What beautiful images he captures, but the underlying value is in the distinction between homoerotic and purity. He establishes that the kinship is close between father and son, likening it to their confines in the Russian Army, but his attempts to answer the very question that makes Father and Son such a mesmerizing work is to castrate it of its grandeur. This is like Ridley Scott making his declaration about Blade Runner’s ending, or Quentin Tarantino telling everyone what’s in Pulp Fiction’s glowing briefcase -- the beauty is in the mystery. The hints of gay incest is part of why the film’s triangle between father, son, and girlfriend is so dramatically impressive, with Sokurov positioning lusty glances among the angry discourse.

Posturing the film as a story of masculinity instead of clichéd fey homosexuality, Sokurov’s evidently wants this to be more of a story about his country’s Army, its years of atrocious mistakes in the name of Russian men’s superiority to the West and to Afghanistan. Both views -- the anti-patriot and the filial inbred -- is commanding in its statements on a civilization brought to its knees, left to atrophy after the end of communism. If Sokurov doesn’t want people to think of sex when considering his protagonists, he’s saying volumes about where his society still sits, retrogressing back to its pre-Lenin state.
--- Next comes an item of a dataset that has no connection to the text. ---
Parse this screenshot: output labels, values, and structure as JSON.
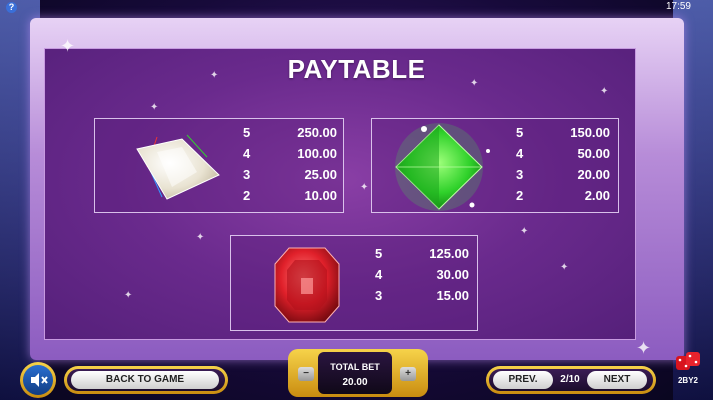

He might not see us as the impure ones thinking these things as we watch his film, but we wouldn’t if he didn’t make it so clear, even if unintentionally

©2004, David Perry,, 28 May 2004